>>>

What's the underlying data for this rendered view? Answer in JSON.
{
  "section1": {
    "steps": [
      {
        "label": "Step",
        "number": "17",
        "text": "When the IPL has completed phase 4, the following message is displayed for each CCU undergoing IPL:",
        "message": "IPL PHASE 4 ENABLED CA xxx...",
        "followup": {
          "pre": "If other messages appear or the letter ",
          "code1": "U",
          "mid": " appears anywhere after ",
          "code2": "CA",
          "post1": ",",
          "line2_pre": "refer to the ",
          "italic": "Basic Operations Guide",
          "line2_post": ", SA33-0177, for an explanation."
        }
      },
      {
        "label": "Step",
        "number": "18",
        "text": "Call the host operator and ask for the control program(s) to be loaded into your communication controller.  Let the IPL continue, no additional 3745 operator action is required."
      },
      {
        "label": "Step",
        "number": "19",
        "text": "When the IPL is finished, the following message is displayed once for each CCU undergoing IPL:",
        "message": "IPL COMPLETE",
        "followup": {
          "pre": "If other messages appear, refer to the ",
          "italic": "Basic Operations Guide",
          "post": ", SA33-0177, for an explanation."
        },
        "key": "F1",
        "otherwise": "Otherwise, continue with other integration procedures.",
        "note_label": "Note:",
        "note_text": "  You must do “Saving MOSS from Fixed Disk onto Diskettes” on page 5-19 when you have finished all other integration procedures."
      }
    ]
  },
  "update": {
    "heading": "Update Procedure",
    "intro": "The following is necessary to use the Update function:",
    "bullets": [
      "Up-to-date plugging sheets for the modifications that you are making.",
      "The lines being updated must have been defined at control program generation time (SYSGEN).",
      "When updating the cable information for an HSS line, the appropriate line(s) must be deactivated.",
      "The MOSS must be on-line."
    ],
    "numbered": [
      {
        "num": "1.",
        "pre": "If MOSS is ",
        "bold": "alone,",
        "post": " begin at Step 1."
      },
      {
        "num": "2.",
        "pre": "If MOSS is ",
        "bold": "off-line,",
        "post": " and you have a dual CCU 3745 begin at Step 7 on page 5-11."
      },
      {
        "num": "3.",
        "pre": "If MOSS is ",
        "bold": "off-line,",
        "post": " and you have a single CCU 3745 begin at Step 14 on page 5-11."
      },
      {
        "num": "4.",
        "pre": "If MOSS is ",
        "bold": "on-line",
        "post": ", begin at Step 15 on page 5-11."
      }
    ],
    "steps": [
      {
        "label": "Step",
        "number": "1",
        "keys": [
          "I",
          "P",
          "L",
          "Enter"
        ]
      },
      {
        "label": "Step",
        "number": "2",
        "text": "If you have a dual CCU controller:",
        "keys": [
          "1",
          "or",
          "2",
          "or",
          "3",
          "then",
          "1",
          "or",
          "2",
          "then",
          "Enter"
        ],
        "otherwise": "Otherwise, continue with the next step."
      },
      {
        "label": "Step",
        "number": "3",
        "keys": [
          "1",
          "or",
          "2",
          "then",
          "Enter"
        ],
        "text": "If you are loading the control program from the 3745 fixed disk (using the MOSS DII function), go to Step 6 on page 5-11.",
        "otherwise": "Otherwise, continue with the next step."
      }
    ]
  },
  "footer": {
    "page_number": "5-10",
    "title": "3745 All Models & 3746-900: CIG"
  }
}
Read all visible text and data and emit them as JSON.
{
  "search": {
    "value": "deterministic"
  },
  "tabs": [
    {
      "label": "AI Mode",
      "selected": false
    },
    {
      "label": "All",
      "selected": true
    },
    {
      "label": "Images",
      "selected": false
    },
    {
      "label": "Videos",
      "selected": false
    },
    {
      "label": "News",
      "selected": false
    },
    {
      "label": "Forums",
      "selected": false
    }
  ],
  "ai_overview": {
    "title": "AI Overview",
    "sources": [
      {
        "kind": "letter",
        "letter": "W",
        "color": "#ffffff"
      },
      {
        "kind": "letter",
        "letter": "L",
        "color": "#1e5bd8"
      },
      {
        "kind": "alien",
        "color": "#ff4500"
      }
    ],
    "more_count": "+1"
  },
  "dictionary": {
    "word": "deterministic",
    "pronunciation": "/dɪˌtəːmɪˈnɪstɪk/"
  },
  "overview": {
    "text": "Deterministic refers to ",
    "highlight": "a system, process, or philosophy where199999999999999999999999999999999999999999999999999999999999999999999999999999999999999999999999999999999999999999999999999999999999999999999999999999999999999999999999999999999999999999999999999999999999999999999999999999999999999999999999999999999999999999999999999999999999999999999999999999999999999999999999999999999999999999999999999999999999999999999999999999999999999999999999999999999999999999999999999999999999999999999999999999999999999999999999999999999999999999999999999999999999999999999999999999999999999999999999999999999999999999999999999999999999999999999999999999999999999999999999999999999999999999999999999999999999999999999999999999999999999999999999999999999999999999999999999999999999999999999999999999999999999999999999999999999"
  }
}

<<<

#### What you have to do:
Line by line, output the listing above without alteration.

#### Worked solution:
What's the underlying data for this rendered view? Answer in JSON.
{
  "section1": {
    "steps": [
      {
        "label": "Step",
        "number": "17",
        "text": "When the IPL has completed phase 4, the following message is displayed for each CCU undergoing IPL:",
        "message": "IPL PHASE 4 ENABLED CA xxx...",
        "followup": {
          "pre": "If other messages appear or the letter ",
          "code1": "U",
          "mid": " appears anywhere after ",
          "code2": "CA",
          "post1": ",",
          "line2_pre": "refer to the ",
          "italic": "Basic Operations Guide",
          "line2_post": ", SA33-0177, for an explanation."
        }
      },
      {
        "label": "Step",
        "number": "18",
        "text": "Call the host operator and ask for the control program(s) to be loaded into your communication controller.  Let the IPL continue, no additional 3745 operator action is required."
      },
      {
        "label": "Step",
        "number": "19",
        "text": "When the IPL is finished, the following message is displayed once for each CCU undergoing IPL:",
        "message": "IPL COMPLETE",
        "followup": {
          "pre": "If other messages appear, refer to the ",
          "italic": "Basic Operations Guide",
          "post": ", SA33-0177, for an explanation."
        },
        "key": "F1",
        "otherwise": "Otherwise, continue with other integration procedures.",
        "note_label": "Note:",
        "note_text": "  You must do “Saving MOSS from Fixed Disk onto Diskettes” on page 5-19 when you have finished all other integration procedures."
      }
    ]
  },
  "update": {
    "heading": "Update Procedure",
    "intro": "The following is necessary to use the Update function:",
    "bullets": [
      "Up-to-date plugging sheets for the modifications that you are making.",
      "The lines being updated must have been defined at control program generation time (SYSGEN).",
      "When updating the cable information for an HSS line, the appropriate line(s) must be deactivated.",
      "The MOSS must be on-line."
    ],
    "numbered": [
      {
        "num": "1.",
        "pre": "If MOSS is ",
        "bold": "alone,",
        "post": " begin at Step 1."
      },
      {
        "num": "2.",
        "pre": "If MOSS is ",
        "bold": "off-line,",
        "post": " and you have a dual CCU 3745 begin at Step 7 on page 5-11."
      },
      {
        "num": "3.",
        "pre": "If MOSS is ",
        "bold": "off-line,",
        "post": " and you have a single CCU 3745 begin at Step 14 on page 5-11."
      },
      {
        "num": "4.",
        "pre": "If MOSS is ",
        "bold": "on-line",
        "post": ", begin at Step 15 on page 5-11."
      }
    ],
    "steps": [
      {
        "label": "Step",
        "number": "1",
        "keys": [
          "I",
          "P",
          "L",
          "Enter"
        ]
      },
      {
        "label": "Step",
        "number": "2",
        "text": "If you have a dual CCU controller:",
        "keys": [
          "1",
          "or",
          "2",
          "or",
          "3",
          "then",
          "1",
          "or",
          "2",
          "then",
          "Enter"
        ],
        "otherwise": "Otherwise, continue with the next step."
      },
      {
        "label": "Step",
        "number": "3",
        "keys": [
          "1",
          "or",
          "2",
          "then",
          "Enter"
        ],
        "text": "If you are loading the control program from the 3745 fixed disk (using the MOSS DII function), go to Step 6 on page 5-11.",
        "otherwise": "Otherwise, continue with the next step."
      }
    ]
  },
  "footer": {
    "page_number": "5-10",
    "title": "3745 All Models & 3746-900: CIG"
  }
}
Read all visible text and data and emit them as JSON.
{
  "search": {
    "value": "deterministic"
  },
  "tabs": [
    {
      "label": "AI Mode",
      "selected": false
    },
    {
      "label": "All",
      "selected": true
    },
    {
      "label": "Images",
      "selected": false
    },
    {
      "label": "Videos",
      "selected": false
    },
    {
      "label": "News",
      "selected": false
    },
    {
      "label": "Forums",
      "selected": false
    }
  ],
  "ai_overview": {
    "title": "AI Overview",
    "sources": [
      {
        "kind": "letter",
        "letter": "W",
        "color": "#ffffff"
      },
      {
        "kind": "letter",
        "letter": "L",
        "color": "#1e5bd8"
      },
      {
        "kind": "alien",
        "color": "#ff4500"
      }
    ],
    "more_count": "+1"
  },
  "dictionary": {
    "word": "deterministic",
    "pronunciation": "/dɪˌtəːmɪˈnɪstɪk/"
  },
  "overview": {
    "text": "Deterministic refers to ",
    "highlight": "a system, process, or philosophy where199999999999999999999999999999999999999999999999999999999999999999999999999999999999999999999999999999999999999999999999999999999999999999999999999999999999999999999999999999999999999999999999999999999999999999999999999999999999999999999999999999999999999999999999999999999999999999999999999999999999999999999999999999999999999999999999999999999999999999999999999999999999999999999999999999999999999999999999999999999999999999999999999999999999999999999999999999999999999999999999999999999999999999999999999999999999999999999999999999999999999999999999999999999999999999999999999999999999999999999999999999999999999999999999999999999999999999999999999999999999999999999999999999999999999999999999999999999999999999999999999999999999999999999999999999999"
  }
}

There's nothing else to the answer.